Work request:
Copy all lines below containing "true".

Data records
_ _ _ _

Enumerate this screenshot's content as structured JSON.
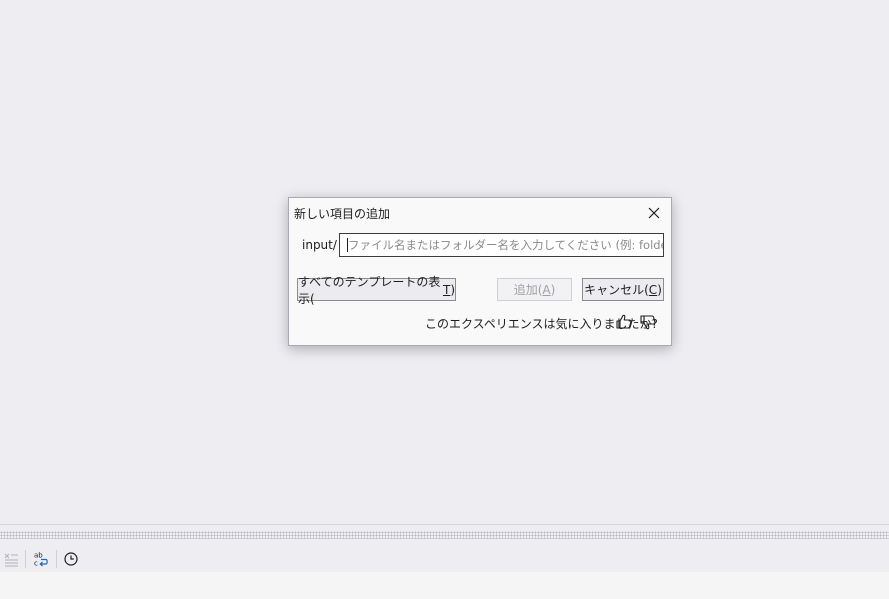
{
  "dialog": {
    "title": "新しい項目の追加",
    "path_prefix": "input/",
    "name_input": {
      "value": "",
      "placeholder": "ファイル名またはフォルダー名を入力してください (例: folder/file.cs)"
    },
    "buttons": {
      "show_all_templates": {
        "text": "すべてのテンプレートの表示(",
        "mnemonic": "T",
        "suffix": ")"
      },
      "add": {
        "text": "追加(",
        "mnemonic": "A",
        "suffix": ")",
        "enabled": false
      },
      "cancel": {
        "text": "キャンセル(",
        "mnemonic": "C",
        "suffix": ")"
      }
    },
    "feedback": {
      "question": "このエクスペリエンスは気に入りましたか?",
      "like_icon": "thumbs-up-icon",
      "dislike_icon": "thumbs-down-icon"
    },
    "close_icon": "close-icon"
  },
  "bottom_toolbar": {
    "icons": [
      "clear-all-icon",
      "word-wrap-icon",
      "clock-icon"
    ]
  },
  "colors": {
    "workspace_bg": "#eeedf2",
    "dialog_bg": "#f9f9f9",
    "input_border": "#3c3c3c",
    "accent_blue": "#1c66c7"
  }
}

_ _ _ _

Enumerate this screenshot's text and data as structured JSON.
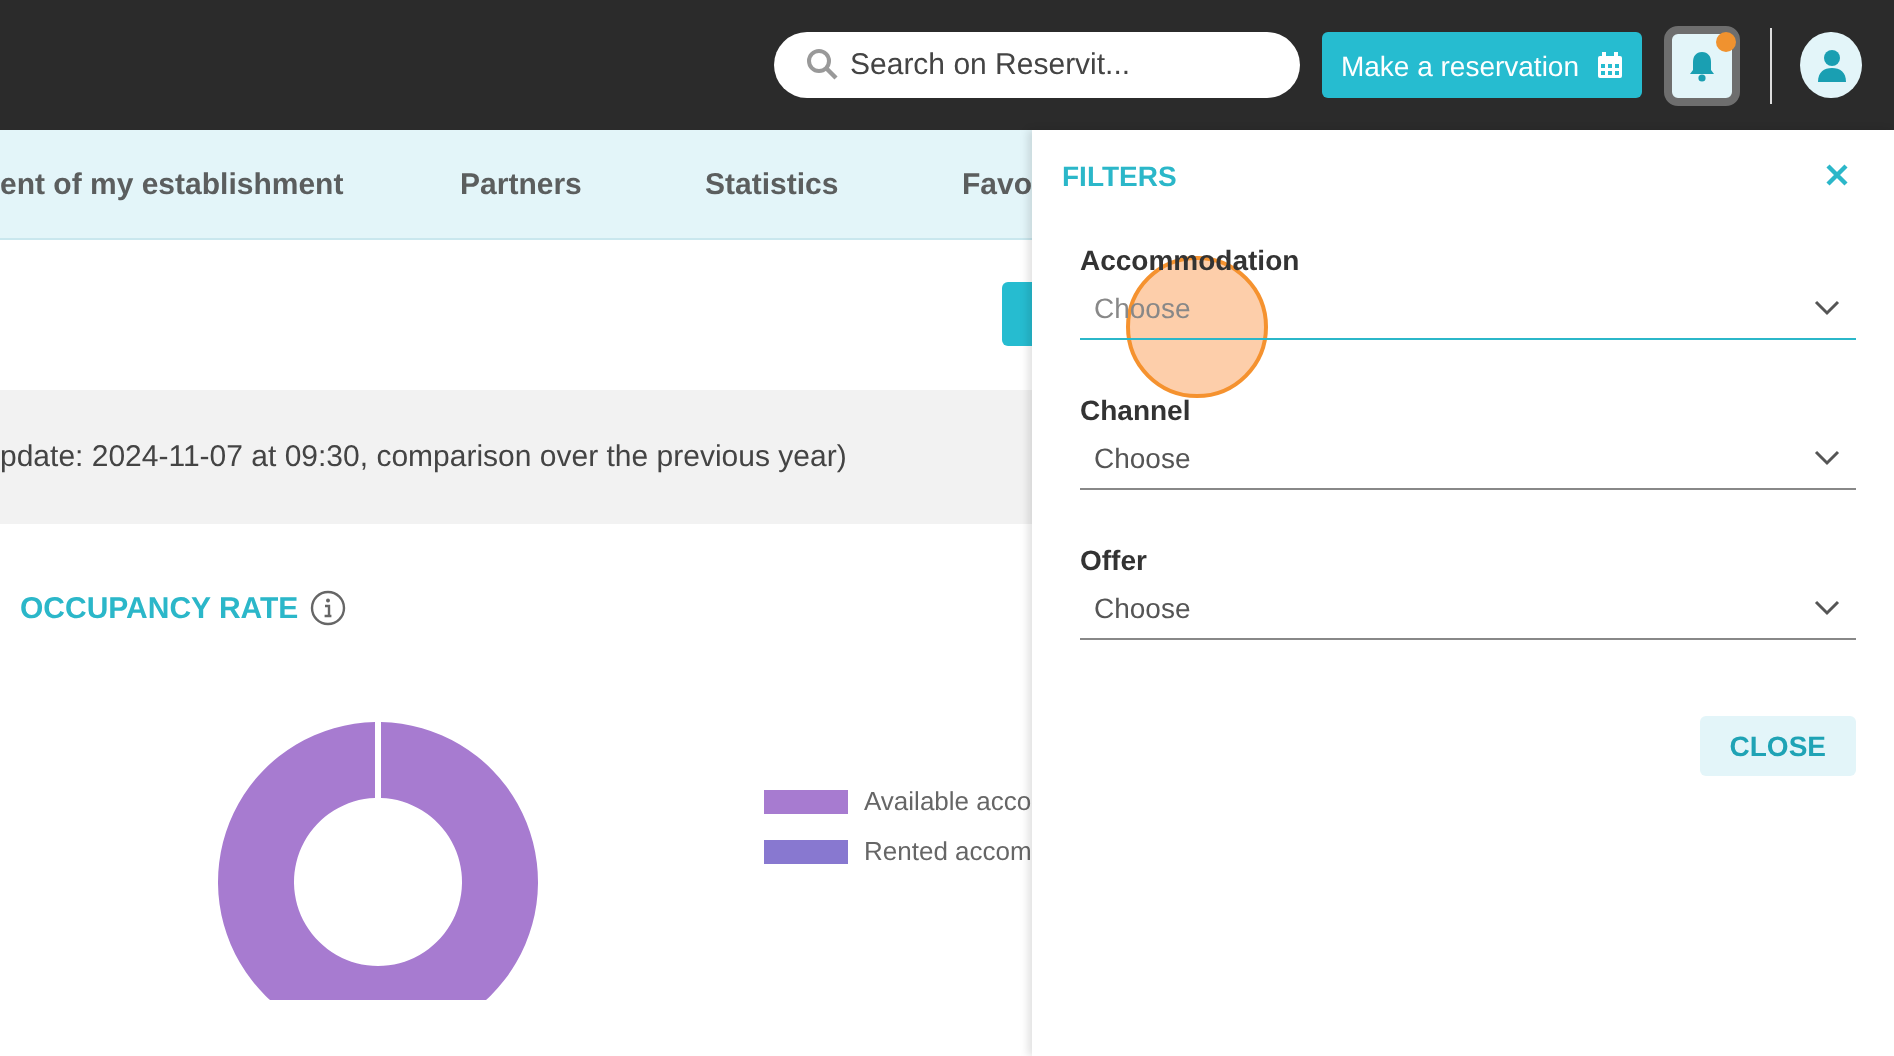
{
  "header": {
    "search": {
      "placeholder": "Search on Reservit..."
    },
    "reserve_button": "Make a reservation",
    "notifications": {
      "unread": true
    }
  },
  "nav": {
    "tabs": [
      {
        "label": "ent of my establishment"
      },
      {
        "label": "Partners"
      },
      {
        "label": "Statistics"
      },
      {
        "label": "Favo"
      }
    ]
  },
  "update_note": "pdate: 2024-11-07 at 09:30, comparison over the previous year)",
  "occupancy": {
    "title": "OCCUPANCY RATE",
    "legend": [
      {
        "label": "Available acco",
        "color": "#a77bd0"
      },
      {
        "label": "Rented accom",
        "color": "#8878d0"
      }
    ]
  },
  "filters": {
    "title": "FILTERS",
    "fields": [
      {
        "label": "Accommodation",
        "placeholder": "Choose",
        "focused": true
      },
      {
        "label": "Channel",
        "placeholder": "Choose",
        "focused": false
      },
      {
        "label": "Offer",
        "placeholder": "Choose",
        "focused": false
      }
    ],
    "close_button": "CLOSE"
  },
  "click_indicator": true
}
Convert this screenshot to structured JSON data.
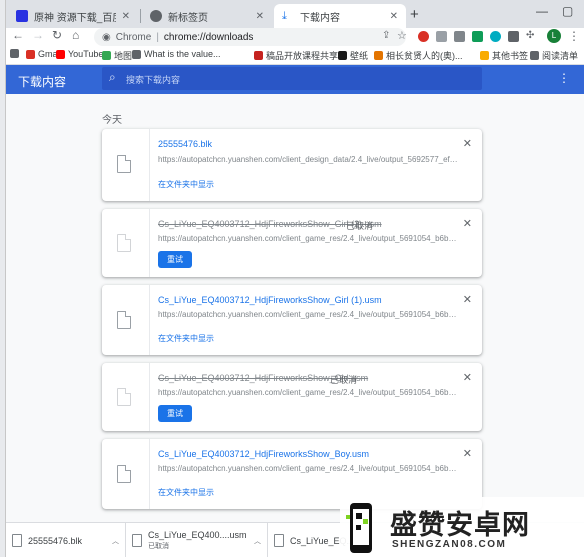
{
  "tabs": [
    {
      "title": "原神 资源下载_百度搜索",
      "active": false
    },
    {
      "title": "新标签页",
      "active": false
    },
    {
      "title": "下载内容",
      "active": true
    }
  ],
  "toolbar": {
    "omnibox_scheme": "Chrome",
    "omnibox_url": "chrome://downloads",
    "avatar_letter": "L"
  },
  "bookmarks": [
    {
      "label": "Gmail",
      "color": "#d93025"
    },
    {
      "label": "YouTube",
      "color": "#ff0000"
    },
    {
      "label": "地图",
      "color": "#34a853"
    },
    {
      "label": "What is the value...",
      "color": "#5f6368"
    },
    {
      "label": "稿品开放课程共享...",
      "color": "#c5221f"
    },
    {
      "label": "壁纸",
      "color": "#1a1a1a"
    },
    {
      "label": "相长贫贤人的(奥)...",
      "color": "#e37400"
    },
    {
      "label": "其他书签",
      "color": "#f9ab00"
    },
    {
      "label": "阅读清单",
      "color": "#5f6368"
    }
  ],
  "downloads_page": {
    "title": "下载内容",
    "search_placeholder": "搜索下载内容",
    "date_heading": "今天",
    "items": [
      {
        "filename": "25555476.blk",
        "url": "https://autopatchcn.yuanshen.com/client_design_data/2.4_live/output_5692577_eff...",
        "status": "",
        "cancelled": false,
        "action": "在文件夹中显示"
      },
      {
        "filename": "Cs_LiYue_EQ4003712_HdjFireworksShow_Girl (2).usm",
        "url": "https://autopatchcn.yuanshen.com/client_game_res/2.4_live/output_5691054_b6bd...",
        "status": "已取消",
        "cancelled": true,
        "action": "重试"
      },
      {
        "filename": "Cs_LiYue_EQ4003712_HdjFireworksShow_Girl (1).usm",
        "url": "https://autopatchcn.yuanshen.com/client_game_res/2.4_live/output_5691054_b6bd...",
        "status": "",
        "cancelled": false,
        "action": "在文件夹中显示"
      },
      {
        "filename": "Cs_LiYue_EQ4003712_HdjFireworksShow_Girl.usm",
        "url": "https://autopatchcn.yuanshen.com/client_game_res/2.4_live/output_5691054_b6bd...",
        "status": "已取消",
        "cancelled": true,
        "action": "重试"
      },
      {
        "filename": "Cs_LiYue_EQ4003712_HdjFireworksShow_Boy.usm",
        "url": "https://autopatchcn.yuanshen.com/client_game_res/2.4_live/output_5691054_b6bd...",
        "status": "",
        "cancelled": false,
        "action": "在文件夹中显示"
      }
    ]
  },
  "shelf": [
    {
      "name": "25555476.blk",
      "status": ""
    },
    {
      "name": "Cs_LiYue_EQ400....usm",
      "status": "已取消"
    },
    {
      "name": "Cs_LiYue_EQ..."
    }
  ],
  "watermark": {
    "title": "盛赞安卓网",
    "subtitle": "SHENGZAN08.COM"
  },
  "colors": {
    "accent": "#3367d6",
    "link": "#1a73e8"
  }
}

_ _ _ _

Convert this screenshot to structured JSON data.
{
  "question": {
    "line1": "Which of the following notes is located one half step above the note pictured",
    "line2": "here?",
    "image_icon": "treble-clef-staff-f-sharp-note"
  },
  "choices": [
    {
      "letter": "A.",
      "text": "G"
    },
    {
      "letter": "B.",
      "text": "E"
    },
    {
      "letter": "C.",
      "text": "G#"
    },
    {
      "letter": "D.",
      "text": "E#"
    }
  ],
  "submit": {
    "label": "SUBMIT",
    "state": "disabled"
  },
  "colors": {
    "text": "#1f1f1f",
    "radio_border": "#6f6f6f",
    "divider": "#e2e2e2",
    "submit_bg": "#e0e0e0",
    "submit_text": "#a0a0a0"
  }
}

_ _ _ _

Task output:
      "unread": true
        "focused": true
  "click_indicator": true
      "active": true
        "cancelled": true,
        "cancelled": true,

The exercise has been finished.